== Task to complete ==
All lines in the records below that hold "JSON" are to be shown.

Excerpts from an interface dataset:
★ ★ ★ ★ ★ ★ ★
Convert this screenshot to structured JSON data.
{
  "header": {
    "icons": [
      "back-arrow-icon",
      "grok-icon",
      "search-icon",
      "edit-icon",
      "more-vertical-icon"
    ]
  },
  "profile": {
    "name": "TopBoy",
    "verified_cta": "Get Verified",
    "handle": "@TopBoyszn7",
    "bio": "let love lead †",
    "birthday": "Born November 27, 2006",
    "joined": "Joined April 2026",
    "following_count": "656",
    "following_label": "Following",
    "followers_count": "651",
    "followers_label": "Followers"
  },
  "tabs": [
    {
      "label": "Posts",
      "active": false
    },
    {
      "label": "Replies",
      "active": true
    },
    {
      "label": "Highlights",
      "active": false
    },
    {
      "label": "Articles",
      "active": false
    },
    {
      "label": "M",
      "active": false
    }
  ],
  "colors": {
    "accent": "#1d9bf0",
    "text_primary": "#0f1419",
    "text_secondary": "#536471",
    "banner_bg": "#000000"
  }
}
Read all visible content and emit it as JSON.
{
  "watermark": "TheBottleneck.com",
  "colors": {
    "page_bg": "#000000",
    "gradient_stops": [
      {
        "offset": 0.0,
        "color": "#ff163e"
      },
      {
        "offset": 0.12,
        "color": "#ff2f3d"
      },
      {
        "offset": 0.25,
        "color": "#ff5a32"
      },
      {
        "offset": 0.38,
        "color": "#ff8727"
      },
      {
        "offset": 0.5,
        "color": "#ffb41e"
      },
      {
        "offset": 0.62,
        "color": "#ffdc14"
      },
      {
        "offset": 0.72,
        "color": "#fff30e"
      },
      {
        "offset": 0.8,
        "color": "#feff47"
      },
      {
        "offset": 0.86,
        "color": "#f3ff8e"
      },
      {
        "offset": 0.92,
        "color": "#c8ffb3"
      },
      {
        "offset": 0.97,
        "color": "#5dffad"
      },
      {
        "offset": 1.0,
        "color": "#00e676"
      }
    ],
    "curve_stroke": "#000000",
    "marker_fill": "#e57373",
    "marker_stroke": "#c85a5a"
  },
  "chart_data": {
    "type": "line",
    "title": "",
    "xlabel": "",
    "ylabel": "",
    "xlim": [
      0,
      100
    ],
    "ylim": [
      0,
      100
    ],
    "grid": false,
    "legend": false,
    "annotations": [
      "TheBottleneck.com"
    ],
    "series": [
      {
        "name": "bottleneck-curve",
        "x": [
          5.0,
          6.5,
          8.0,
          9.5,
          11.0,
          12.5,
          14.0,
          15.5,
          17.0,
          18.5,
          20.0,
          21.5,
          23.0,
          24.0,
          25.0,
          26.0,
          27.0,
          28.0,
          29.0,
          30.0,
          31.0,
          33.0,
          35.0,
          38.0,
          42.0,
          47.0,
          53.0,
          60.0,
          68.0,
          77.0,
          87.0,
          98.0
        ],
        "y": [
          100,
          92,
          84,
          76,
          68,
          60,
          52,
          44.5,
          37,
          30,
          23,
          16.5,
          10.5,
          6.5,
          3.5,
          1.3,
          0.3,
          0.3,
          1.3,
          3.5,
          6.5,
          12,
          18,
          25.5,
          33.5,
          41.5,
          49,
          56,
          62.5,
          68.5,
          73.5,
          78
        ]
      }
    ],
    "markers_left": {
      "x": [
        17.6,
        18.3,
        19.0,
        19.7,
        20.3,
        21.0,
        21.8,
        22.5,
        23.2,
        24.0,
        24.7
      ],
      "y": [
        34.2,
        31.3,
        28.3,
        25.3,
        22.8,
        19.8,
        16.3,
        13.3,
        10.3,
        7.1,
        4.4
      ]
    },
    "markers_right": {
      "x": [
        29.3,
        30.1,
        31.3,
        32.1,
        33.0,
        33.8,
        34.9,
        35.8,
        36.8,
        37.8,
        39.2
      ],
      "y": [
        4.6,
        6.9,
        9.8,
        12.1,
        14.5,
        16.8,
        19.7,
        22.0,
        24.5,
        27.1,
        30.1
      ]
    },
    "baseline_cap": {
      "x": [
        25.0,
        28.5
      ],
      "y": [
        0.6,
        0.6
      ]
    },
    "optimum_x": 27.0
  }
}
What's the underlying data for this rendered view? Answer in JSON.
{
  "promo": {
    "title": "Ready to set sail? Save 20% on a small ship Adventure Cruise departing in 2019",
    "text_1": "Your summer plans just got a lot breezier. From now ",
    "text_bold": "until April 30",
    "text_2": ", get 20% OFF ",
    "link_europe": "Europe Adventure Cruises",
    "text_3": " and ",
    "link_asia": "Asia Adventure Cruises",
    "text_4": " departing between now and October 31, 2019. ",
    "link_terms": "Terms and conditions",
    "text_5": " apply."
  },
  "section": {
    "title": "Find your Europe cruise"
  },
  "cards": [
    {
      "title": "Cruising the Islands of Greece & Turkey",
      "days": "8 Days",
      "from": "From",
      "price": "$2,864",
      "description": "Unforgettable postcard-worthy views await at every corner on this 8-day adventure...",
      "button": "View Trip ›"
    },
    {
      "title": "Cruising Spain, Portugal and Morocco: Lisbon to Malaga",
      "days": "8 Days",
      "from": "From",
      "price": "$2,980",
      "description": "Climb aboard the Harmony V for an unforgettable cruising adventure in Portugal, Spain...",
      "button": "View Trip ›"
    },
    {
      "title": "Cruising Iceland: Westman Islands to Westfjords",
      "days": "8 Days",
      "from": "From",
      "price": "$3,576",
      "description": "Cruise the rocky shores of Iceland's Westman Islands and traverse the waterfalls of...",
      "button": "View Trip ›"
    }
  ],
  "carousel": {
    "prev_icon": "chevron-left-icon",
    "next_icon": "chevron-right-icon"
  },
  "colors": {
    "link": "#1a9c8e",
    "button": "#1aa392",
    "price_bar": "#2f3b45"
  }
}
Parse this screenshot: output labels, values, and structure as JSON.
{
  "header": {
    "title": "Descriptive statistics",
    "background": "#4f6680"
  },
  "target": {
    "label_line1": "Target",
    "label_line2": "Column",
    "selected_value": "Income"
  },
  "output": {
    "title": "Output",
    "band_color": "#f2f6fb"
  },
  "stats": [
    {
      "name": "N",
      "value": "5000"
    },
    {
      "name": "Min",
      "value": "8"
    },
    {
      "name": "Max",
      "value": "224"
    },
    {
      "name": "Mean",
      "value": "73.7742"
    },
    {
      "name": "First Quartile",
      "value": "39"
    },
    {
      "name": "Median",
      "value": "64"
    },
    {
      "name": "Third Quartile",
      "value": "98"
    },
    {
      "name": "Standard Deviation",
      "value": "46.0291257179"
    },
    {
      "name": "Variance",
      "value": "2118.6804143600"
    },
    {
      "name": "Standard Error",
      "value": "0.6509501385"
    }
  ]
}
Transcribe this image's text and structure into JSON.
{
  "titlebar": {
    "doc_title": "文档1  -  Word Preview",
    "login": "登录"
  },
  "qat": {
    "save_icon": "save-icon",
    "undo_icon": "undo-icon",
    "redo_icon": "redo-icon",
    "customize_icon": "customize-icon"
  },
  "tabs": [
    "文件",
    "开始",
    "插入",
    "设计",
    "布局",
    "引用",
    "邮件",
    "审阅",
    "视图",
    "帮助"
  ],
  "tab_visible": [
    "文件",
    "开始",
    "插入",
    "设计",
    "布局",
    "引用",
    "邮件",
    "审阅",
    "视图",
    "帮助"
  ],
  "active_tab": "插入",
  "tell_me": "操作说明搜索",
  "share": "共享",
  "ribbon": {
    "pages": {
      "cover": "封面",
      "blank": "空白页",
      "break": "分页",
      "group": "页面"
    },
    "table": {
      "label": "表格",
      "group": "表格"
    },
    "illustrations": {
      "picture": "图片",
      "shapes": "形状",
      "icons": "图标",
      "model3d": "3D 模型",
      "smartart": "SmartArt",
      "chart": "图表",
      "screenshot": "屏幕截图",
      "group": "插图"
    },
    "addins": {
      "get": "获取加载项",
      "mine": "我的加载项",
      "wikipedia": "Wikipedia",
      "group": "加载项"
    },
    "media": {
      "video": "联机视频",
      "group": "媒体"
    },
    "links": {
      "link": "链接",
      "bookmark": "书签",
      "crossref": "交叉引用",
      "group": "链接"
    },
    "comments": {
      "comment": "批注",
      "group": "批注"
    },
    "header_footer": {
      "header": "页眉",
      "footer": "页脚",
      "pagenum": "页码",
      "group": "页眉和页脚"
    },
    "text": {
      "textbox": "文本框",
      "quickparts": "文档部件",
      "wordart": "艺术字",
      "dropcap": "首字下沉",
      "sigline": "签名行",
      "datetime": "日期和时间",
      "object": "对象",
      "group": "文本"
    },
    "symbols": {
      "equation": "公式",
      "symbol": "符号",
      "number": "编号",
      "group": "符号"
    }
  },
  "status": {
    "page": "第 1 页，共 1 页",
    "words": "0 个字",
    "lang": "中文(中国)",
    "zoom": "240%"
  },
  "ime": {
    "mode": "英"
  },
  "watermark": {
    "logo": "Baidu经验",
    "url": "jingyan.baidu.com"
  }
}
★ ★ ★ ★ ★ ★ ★
== Exercise result ==
Convert this screenshot to structured JSON data.
Read all visible content and emit it as JSON.
What's the underlying data for this rendered view? Answer in JSON.
Parse this screenshot: output labels, values, and structure as JSON.
Transcribe this image's text and structure into JSON.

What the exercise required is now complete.